- [ACTION ITEM]:
From the first line to the last, reproduce the records below exactly, omitting any picture.

Entries from a dataset of interfaces
● ● ● ● ●

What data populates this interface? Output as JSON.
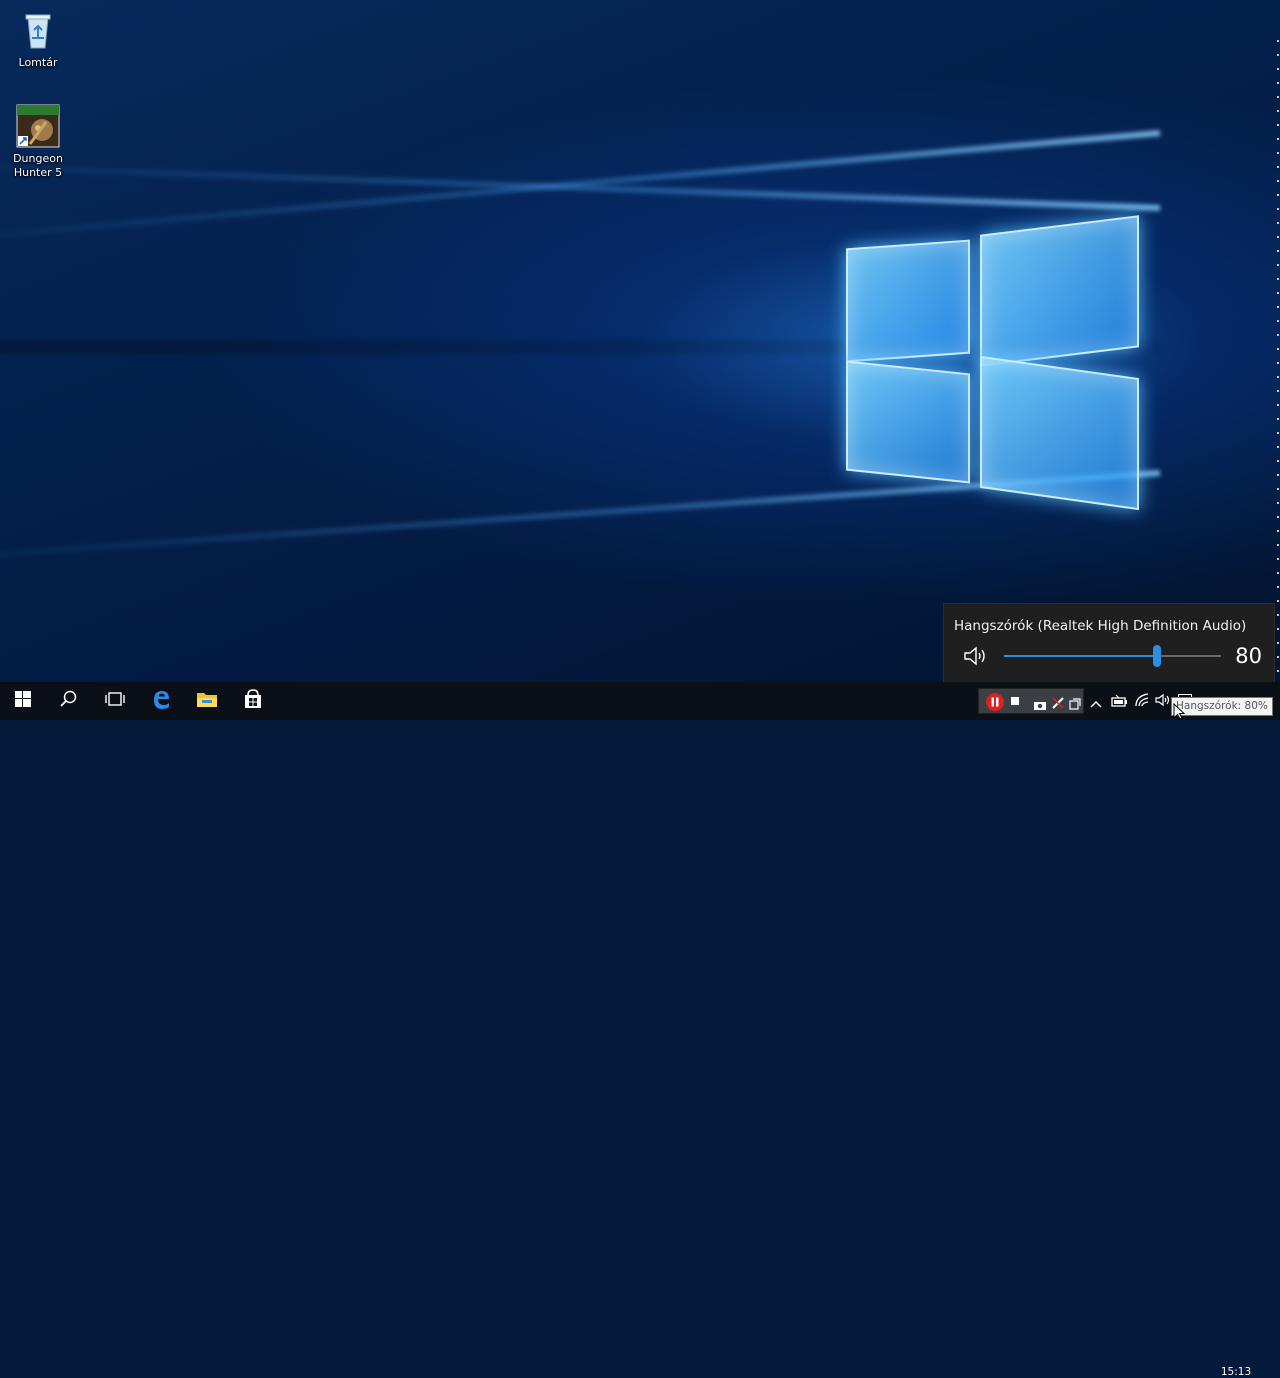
{
  "desktop": {
    "icons": [
      {
        "label": "Lomtár",
        "icon": "recycle-bin-icon"
      },
      {
        "label": "Dungeon\nHunter 5",
        "icon": "game-shortcut-icon"
      }
    ]
  },
  "volume_flyout": {
    "device_title": "Hangszórók (Realtek High Definition Audio)",
    "volume": 80,
    "volume_text": "80",
    "accent_color": "#2b8fe6"
  },
  "taskbar": {
    "buttons": [
      "start-icon",
      "search-icon",
      "task-view-icon",
      "edge-icon",
      "file-explorer-icon",
      "store-icon"
    ],
    "clock_time": "15:13",
    "tooltip": "Hangszórók: 80%"
  }
}
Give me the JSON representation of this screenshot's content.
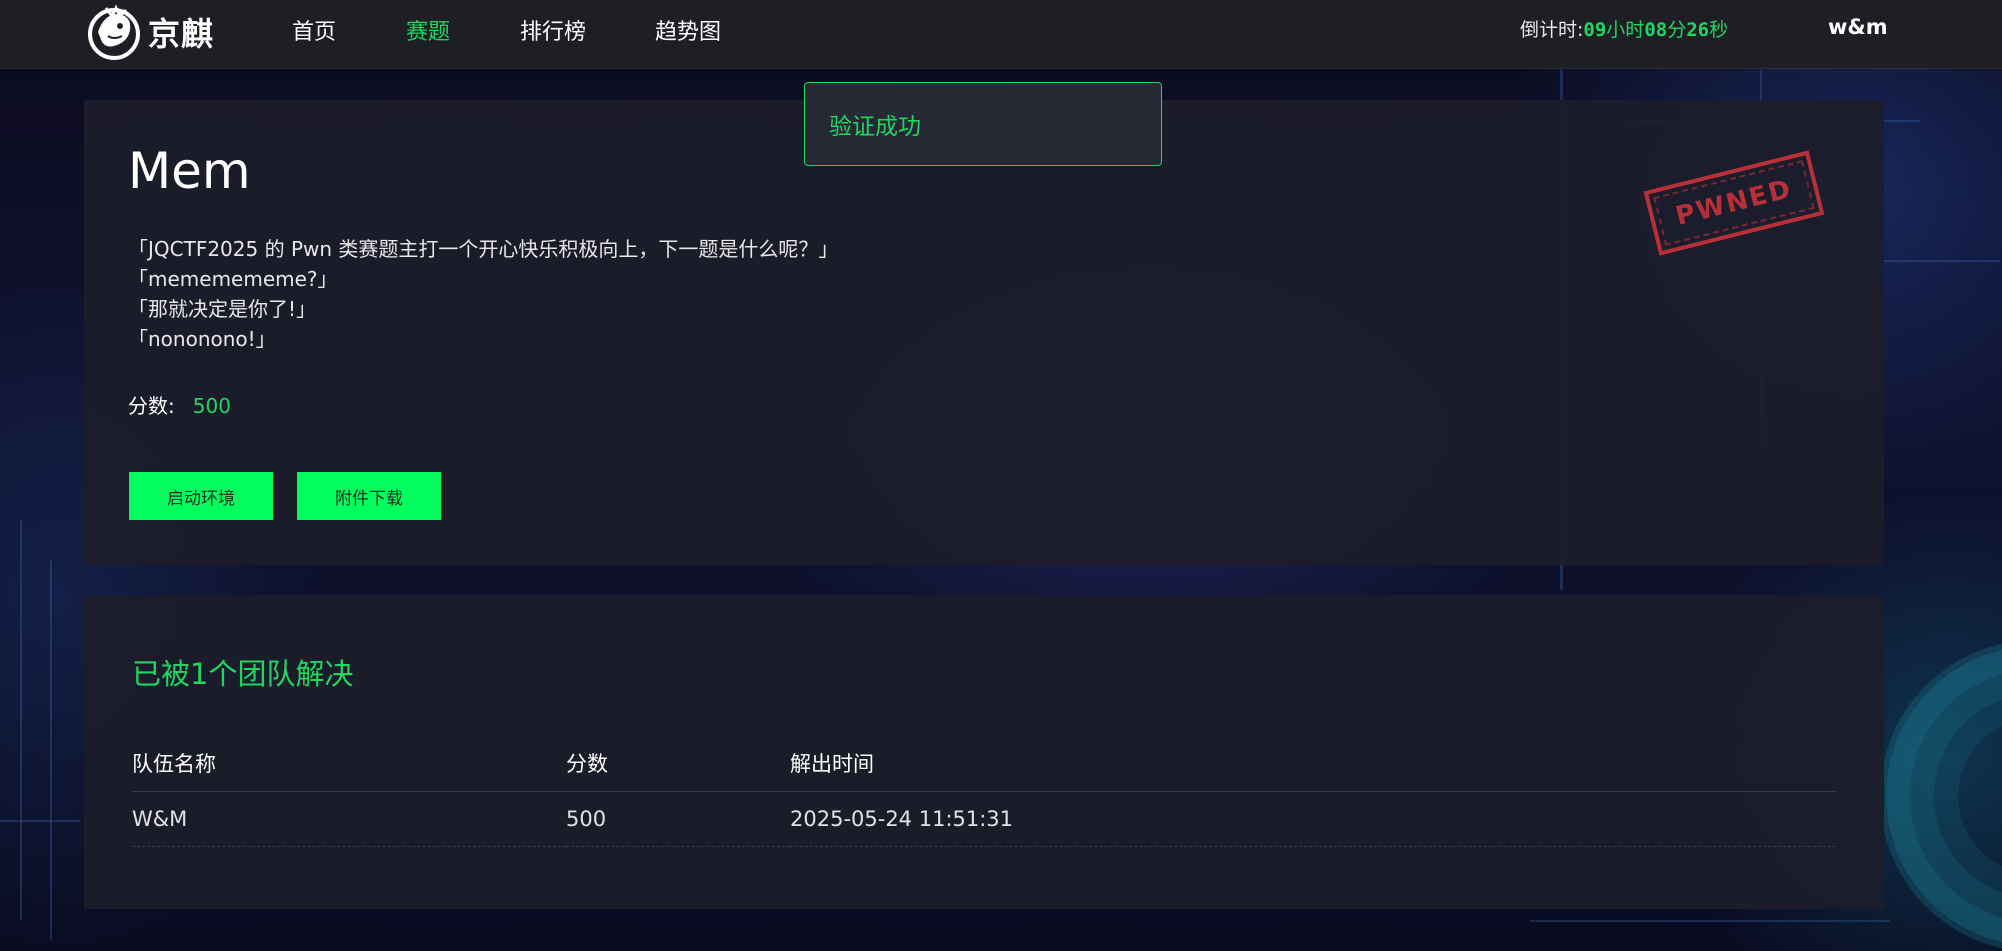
{
  "brand": {
    "name": "京麒",
    "logo_icon": "dragon-logo-icon"
  },
  "nav": {
    "items": [
      {
        "label": "首页",
        "active": false
      },
      {
        "label": "赛题",
        "active": true
      },
      {
        "label": "排行榜",
        "active": false
      },
      {
        "label": "趋势图",
        "active": false
      }
    ]
  },
  "countdown": {
    "label": "倒计时:",
    "hours": "09",
    "hours_unit": "小时",
    "minutes": "08",
    "minutes_unit": "分",
    "seconds": "26",
    "seconds_unit": "秒"
  },
  "user": {
    "name": "w&m"
  },
  "toast": {
    "message": "验证成功"
  },
  "challenge": {
    "title": "Mem",
    "description_lines": [
      "「JQCTF2025 的 Pwn 类赛题主打一个开心快乐积极向上，下一题是什么呢？」",
      "「mememememe?」",
      "「那就决定是你了!」",
      "「nononono!」"
    ],
    "score_label": "分数:",
    "score_value": "500",
    "stamp_text": "PWNED",
    "buttons": {
      "start_env": "启动环境",
      "download": "附件下载"
    }
  },
  "solves": {
    "title": "已被1个团队解决",
    "columns": [
      "队伍名称",
      "分数",
      "解出时间"
    ],
    "rows": [
      {
        "team": "W&M",
        "score": "500",
        "time": "2025-05-24 11:51:31"
      }
    ]
  },
  "colors": {
    "accent_green": "#1ed760",
    "button_green": "#00ff5e",
    "stamp_red": "#c8333a",
    "navbar_bg": "#1e1f25",
    "card_bg": "#1c1d2a"
  }
}
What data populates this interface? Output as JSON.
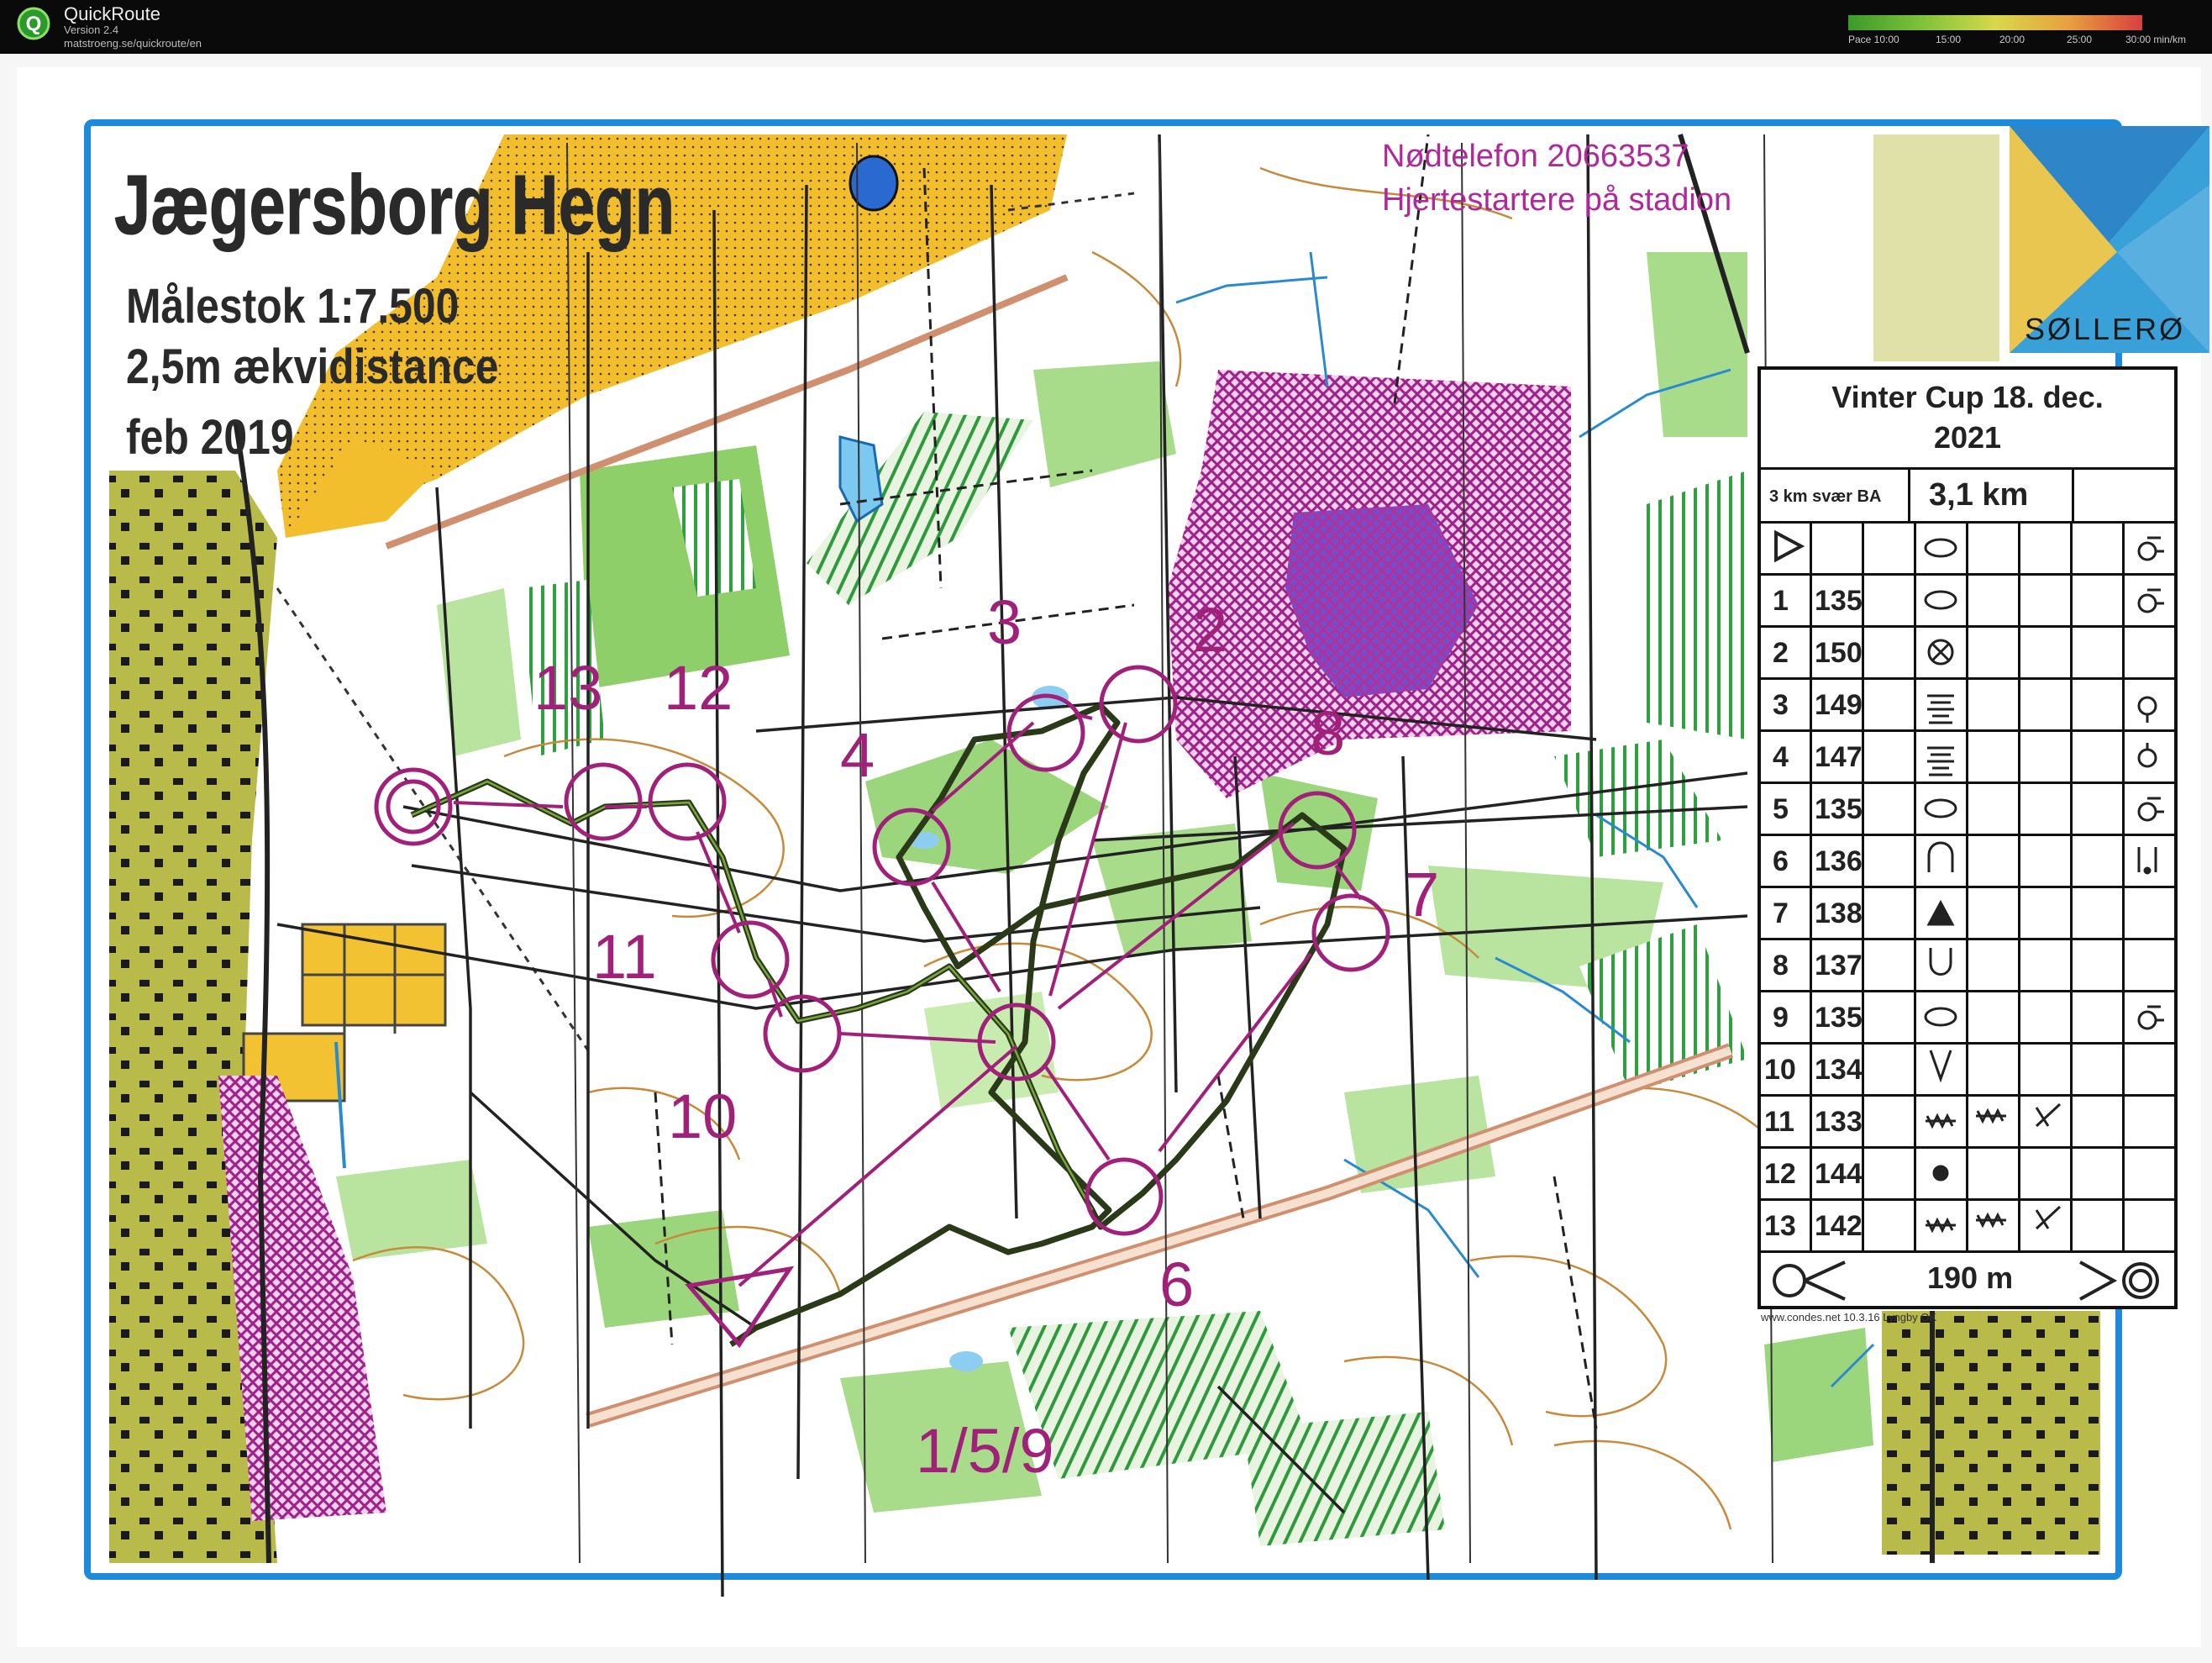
{
  "app": {
    "title": "QuickRoute",
    "version": "Version 2.4",
    "url": "matstroeng.se/quickroute/en",
    "logo_icon": "quickroute-q-icon"
  },
  "pace_scale": {
    "labels": [
      "Pace 10:00",
      "15:00",
      "20:00",
      "25:00",
      "30:00  min/km"
    ],
    "colors": [
      "#3a9a2a",
      "#7fc23a",
      "#d8d84a",
      "#e8a040",
      "#d84040"
    ]
  },
  "map": {
    "title": "Jægersborg Hegn",
    "scale": "Målestok 1:7.500",
    "contour": "2,5m ækvidistance",
    "date": "feb 2019",
    "emergency_phone": "Nødtelefon 20663537",
    "defibrillator": "Hjertestartere på stadion",
    "club_logo_text": "SØLLERØ",
    "controls": [
      {
        "label": "1/5/9"
      },
      {
        "label": "2"
      },
      {
        "label": "3"
      },
      {
        "label": "4"
      },
      {
        "label": "6"
      },
      {
        "label": "7"
      },
      {
        "label": "8"
      },
      {
        "label": "10"
      },
      {
        "label": "11"
      },
      {
        "label": "12"
      },
      {
        "label": "13"
      }
    ],
    "colors": {
      "course": "#a0207a",
      "route": "#2a3a18",
      "vegetation_green": "#8fcf6a",
      "yellow_open": "#f5c63c",
      "purple_out_of_bounds": "#b0289a",
      "water_blue": "#2a8ad0",
      "frame_blue": "#1e8adb"
    }
  },
  "description": {
    "event": "Vinter Cup 18. dec.",
    "year": "2021",
    "course_name": "3 km svær BA",
    "length": "3,1 km",
    "start_symbol": "start-triangle-icon",
    "rows": [
      {
        "num": "1",
        "code": "135"
      },
      {
        "num": "2",
        "code": "150"
      },
      {
        "num": "3",
        "code": "149"
      },
      {
        "num": "4",
        "code": "147"
      },
      {
        "num": "5",
        "code": "135"
      },
      {
        "num": "6",
        "code": "136"
      },
      {
        "num": "7",
        "code": "138"
      },
      {
        "num": "8",
        "code": "137"
      },
      {
        "num": "9",
        "code": "135"
      },
      {
        "num": "10",
        "code": "134"
      },
      {
        "num": "11",
        "code": "133"
      },
      {
        "num": "12",
        "code": "144"
      },
      {
        "num": "13",
        "code": "142"
      }
    ],
    "finish_distance": "190 m",
    "footer": "www.condes.net 10.3.16 Lyngby OK"
  }
}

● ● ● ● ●

- [EXERCISE RESPONSE]:
What data populates this interface? Output as JSON.
{
  "desktop": {
    "icons": [
      {
        "label": "Lomtár",
        "icon": "recycle-bin-icon"
      },
      {
        "label": "Dungeon\nHunter 5",
        "icon": "game-shortcut-icon"
      }
    ]
  },
  "volume_flyout": {
    "device_title": "Hangszórók (Realtek High Definition Audio)",
    "volume": 80,
    "volume_text": "80",
    "accent_color": "#2b8fe6"
  },
  "taskbar": {
    "buttons": [
      "start-icon",
      "search-icon",
      "task-view-icon",
      "edge-icon",
      "file-explorer-icon",
      "store-icon"
    ],
    "clock_time": "15:13",
    "tooltip": "Hangszórók: 80%"
  }
}
Give me the JSON representation of this screenshot's content.
{
  "brand": {
    "name": "京麒",
    "logo_icon": "dragon-logo-icon"
  },
  "nav": {
    "items": [
      {
        "label": "首页",
        "active": false
      },
      {
        "label": "赛题",
        "active": true
      },
      {
        "label": "排行榜",
        "active": false
      },
      {
        "label": "趋势图",
        "active": false
      }
    ]
  },
  "countdown": {
    "label": "倒计时:",
    "hours": "09",
    "hours_unit": "小时",
    "minutes": "08",
    "minutes_unit": "分",
    "seconds": "26",
    "seconds_unit": "秒"
  },
  "user": {
    "name": "w&m"
  },
  "toast": {
    "message": "验证成功"
  },
  "challenge": {
    "title": "Mem",
    "description_lines": [
      "「JQCTF2025 的 Pwn 类赛题主打一个开心快乐积极向上，下一题是什么呢？」",
      "「mememememe?」",
      "「那就决定是你了!」",
      "「nononono!」"
    ],
    "score_label": "分数:",
    "score_value": "500",
    "stamp_text": "PWNED",
    "buttons": {
      "start_env": "启动环境",
      "download": "附件下载"
    }
  },
  "solves": {
    "title": "已被1个团队解决",
    "columns": [
      "队伍名称",
      "分数",
      "解出时间"
    ],
    "rows": [
      {
        "team": "W&M",
        "score": "500",
        "time": "2025-05-24 11:51:31"
      }
    ]
  },
  "colors": {
    "accent_green": "#1ed760",
    "button_green": "#00ff5e",
    "stamp_red": "#c8333a",
    "navbar_bg": "#1e1f25",
    "card_bg": "#1c1d2a"
  }
}
What data populates this interface? Output as JSON.
{
  "app": {
    "title": "QuickRoute",
    "version": "Version 2.4",
    "url": "matstroeng.se/quickroute/en",
    "logo_icon": "quickroute-q-icon"
  },
  "pace_scale": {
    "labels": [
      "Pace 10:00",
      "15:00",
      "20:00",
      "25:00",
      "30:00  min/km"
    ],
    "colors": [
      "#3a9a2a",
      "#7fc23a",
      "#d8d84a",
      "#e8a040",
      "#d84040"
    ]
  },
  "map": {
    "title": "Jægersborg Hegn",
    "scale": "Målestok 1:7.500",
    "contour": "2,5m ækvidistance",
    "date": "feb 2019",
    "emergency_phone": "Nødtelefon 20663537",
    "defibrillator": "Hjertestartere på stadion",
    "club_logo_text": "SØLLERØ",
    "controls": [
      {
        "label": "1/5/9"
      },
      {
        "label": "2"
      },
      {
        "label": "3"
      },
      {
        "label": "4"
      },
      {
        "label": "6"
      },
      {
        "label": "7"
      },
      {
        "label": "8"
      },
      {
        "label": "10"
      },
      {
        "label": "11"
      },
      {
        "label": "12"
      },
      {
        "label": "13"
      }
    ],
    "colors": {
      "course": "#a0207a",
      "route": "#2a3a18",
      "vegetation_green": "#8fcf6a",
      "yellow_open": "#f5c63c",
      "purple_out_of_bounds": "#b0289a",
      "water_blue": "#2a8ad0",
      "frame_blue": "#1e8adb"
    }
  },
  "description": {
    "event": "Vinter Cup 18. dec.",
    "year": "2021",
    "course_name": "3 km svær BA",
    "length": "3,1 km",
    "start_symbol": "start-triangle-icon",
    "rows": [
      {
        "num": "1",
        "code": "135"
      },
      {
        "num": "2",
        "code": "150"
      },
      {
        "num": "3",
        "code": "149"
      },
      {
        "num": "4",
        "code": "147"
      },
      {
        "num": "5",
        "code": "135"
      },
      {
        "num": "6",
        "code": "136"
      },
      {
        "num": "7",
        "code": "138"
      },
      {
        "num": "8",
        "code": "137"
      },
      {
        "num": "9",
        "code": "135"
      },
      {
        "num": "10",
        "code": "134"
      },
      {
        "num": "11",
        "code": "133"
      },
      {
        "num": "12",
        "code": "144"
      },
      {
        "num": "13",
        "code": "142"
      }
    ],
    "finish_distance": "190 m",
    "footer": "www.condes.net 10.3.16 Lyngby OK"
  }
}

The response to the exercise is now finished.